Longview will become a hive of arts activity this weekend when the Longview Music and Arts Festival returns for its sixth year on August 17 and 18.
A true celebration of Alberta talent, the festival — which has earned the nickname Longstock over the years — hosts artists from across the province for a two-day celebration of music and visual art.
Fourteen musical acts will take the stage this year, with performances by Denis Davies, Jay Coda Walker and T. Buckley part of the lineup.

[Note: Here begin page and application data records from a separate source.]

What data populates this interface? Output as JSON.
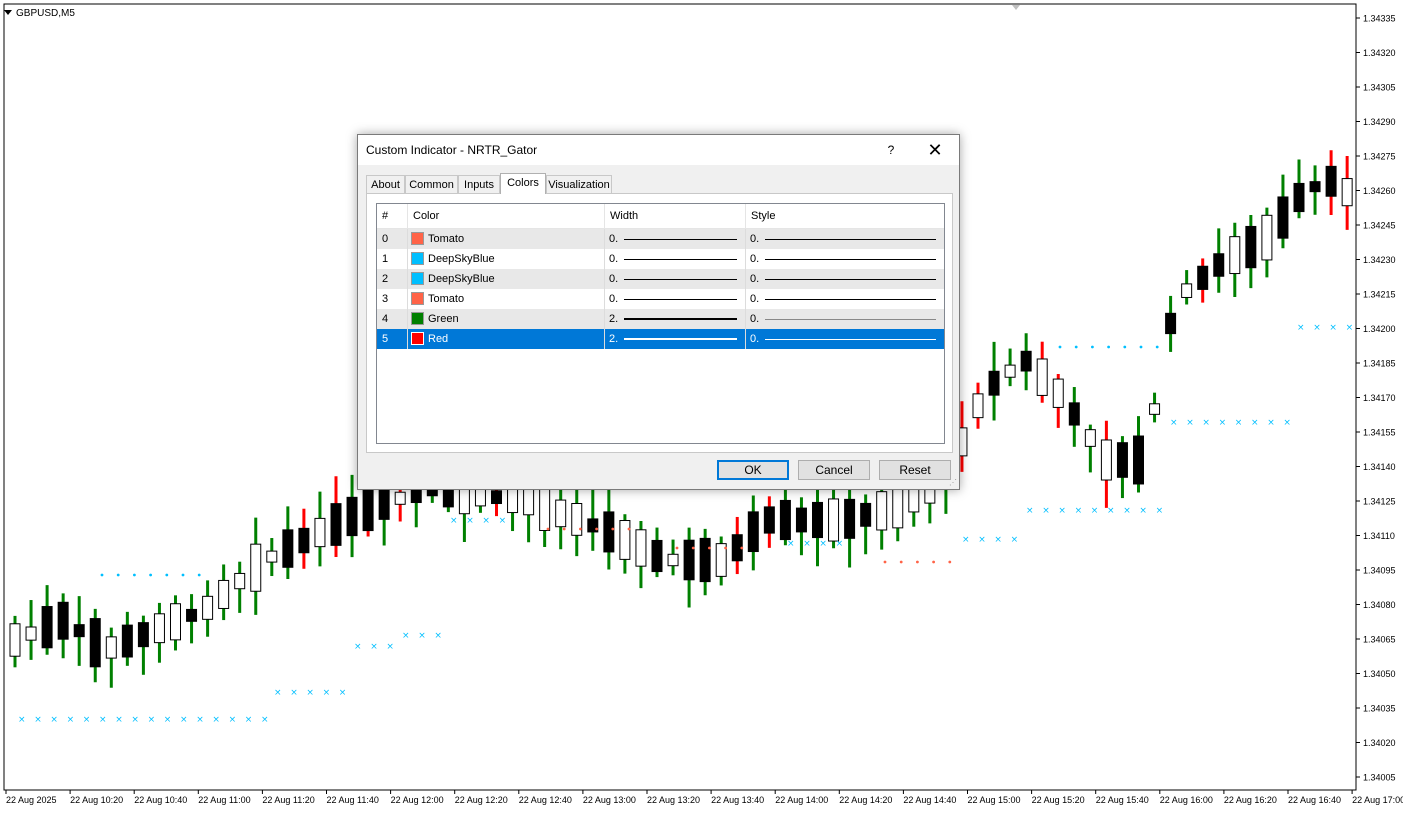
{
  "chart": {
    "symbol": "GBPUSD,M5",
    "price_labels": [
      "1.34335",
      "1.34320",
      "1.34305",
      "1.34290",
      "1.34275",
      "1.34260",
      "1.34245",
      "1.34230",
      "1.34215",
      "1.34200",
      "1.34185",
      "1.34170",
      "1.34155",
      "1.34140",
      "1.34125",
      "1.34110",
      "1.34095",
      "1.34080",
      "1.34065",
      "1.34050",
      "1.34035",
      "1.34020",
      "1.34005"
    ],
    "time_labels": [
      "22 Aug 2025",
      "22 Aug 10:20",
      "22 Aug 10:40",
      "22 Aug 11:00",
      "22 Aug 11:20",
      "22 Aug 11:40",
      "22 Aug 12:00",
      "22 Aug 12:20",
      "22 Aug 12:40",
      "22 Aug 13:00",
      "22 Aug 13:20",
      "22 Aug 13:40",
      "22 Aug 14:00",
      "22 Aug 14:20",
      "22 Aug 14:40",
      "22 Aug 15:00",
      "22 Aug 15:20",
      "22 Aug 15:40",
      "22 Aug 16:00",
      "22 Aug 16:20",
      "22 Aug 16:40",
      "22 Aug 17:00"
    ],
    "colors": {
      "bull_wick": "#008000",
      "bear_wick": "#ff0000",
      "candle_body_up": "#ffffff",
      "candle_body_down": "#000000",
      "stop_marker": "#00bfff",
      "dot_marker": "#ff6347"
    }
  },
  "dialog": {
    "title": "Custom Indicator - NRTR_Gator",
    "help_label": "?",
    "close_label": "✕",
    "tabs": [
      "About",
      "Common",
      "Inputs",
      "Colors",
      "Visualization"
    ],
    "active_tab": "Colors",
    "columns": {
      "index": "#",
      "color": "Color",
      "width": "Width",
      "style": "Style"
    },
    "rows": [
      {
        "index": "0",
        "color_name": "Tomato",
        "swatch": "#ff6347",
        "width": "0.",
        "style": "0."
      },
      {
        "index": "1",
        "color_name": "DeepSkyBlue",
        "swatch": "#00bfff",
        "width": "0.",
        "style": "0."
      },
      {
        "index": "2",
        "color_name": "DeepSkyBlue",
        "swatch": "#00bfff",
        "width": "0.",
        "style": "0."
      },
      {
        "index": "3",
        "color_name": "Tomato",
        "swatch": "#ff6347",
        "width": "0.",
        "style": "0."
      },
      {
        "index": "4",
        "color_name": "Green",
        "swatch": "#008000",
        "width": "2.",
        "style": "0."
      },
      {
        "index": "5",
        "color_name": "Red",
        "swatch": "#ff0000",
        "width": "2.",
        "style": "0."
      }
    ],
    "selected_row": 5,
    "buttons": {
      "ok": "OK",
      "cancel": "Cancel",
      "reset": "Reset"
    },
    "selection_color": "#0078d7"
  }
}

The genres of music will include folk, blues and country, with most of the acts featuring original music, said festival organizer Eva Levesque, who will perform with fellow members of folk-county trio The Travelling Mabels on Sunday afternoon.
In addition to the live music series, 18 to 20 area artists will showcase their work, including Longview artist Gaile Gallup and pencil artist Bernie Brown, who is based near Okotoks.
There will also be booths from local vendors, a beer garden, concessions and an area where kids can take part in the action and create their own art.
Levesque expects around 800 to 1,000 festivalgoers to attend, with people travelling from across Alberta to take in the weekend.
“They’re coming from all over the local area, from Nanton to Drumheller to Calgary,” said Levesque. “People kick off their shoes and have a good time.”
Husband-and-wife duo Lynae and Denis Dufresne are the artists behind PEAR and will perform on the Longview stage with Craig Bignell on Sunday afternoon. They’re internationally renowned as fiddle musicians and have played festivals around the world, but relish the opportunity to play on Alberta’s festival stages.
“Those are the festivals you want to do,” said Denis. “They’re caring people who are there to listen to some great music. There’s always a great reaction from places like Longview, High River and Okotoks.”
Fans who saw PEAR’s high-energy fiddle show at last year’s festival can expect a new dynamic at this weekend’s performance.
“We did the show at Longview last year with just the two of us, which is great — we’ve been used to going out as acoustic duo,” said Denis. “But with Craig there, he adds that third voice. That’s why we added him to band, his voice just blended really well with ours.”
They’re also in process of recording a new album, due out next year, which fans can hear songs from at Sunday’s performance. Lynae and Denis are taking a slight departure from their last pop-country album by experimenting with new sounds and acoustic instruments, said Denis.
“The best way to tell if you’ve got a good song or not is to try it out in front of an audience. If they respond favourably to it, then you should probably put it in on your record. And if they don’t really respond to it, don’t ask any questions after the show. It’s probably a good indication that you like it more than other people,” said Denis with a laugh.
The Shannon Smith Band will also take the stage at this weekend’s festival for a lively performance.
“We try to be as diverse as we can,” said lead singer Shannon Smith of Sunday’s performance in Longview. “We’ve got a wide range of music from ’50s and ’60s to the pop that you hear currently on the radio. We’ll do a mix of classics and new material.”
The group will also be performing material from a new album, said Smith, who was nominated as a Female Vocalist of the Year by the Association of Country Music in Alberta this year.
The Calgary-based group has a family connection with the Longview Festival, noted Smith, festival organizer Eva Levesque’s son performing on the keyboard for the Shannon Smith Band.
The Longview Music and Arts Festival will take place in Smith-Fuller Centennial Park, about 25 minutes west of High River, on August 17 from 12 to 9 p.m. and August 18 from 12 to 7 p.m. Admission is pay-what-you-can and proceeds will be donated to the Therapeutic Riding Association in Okotoks.
For more information on the festival and performances, visit www.longstock.org.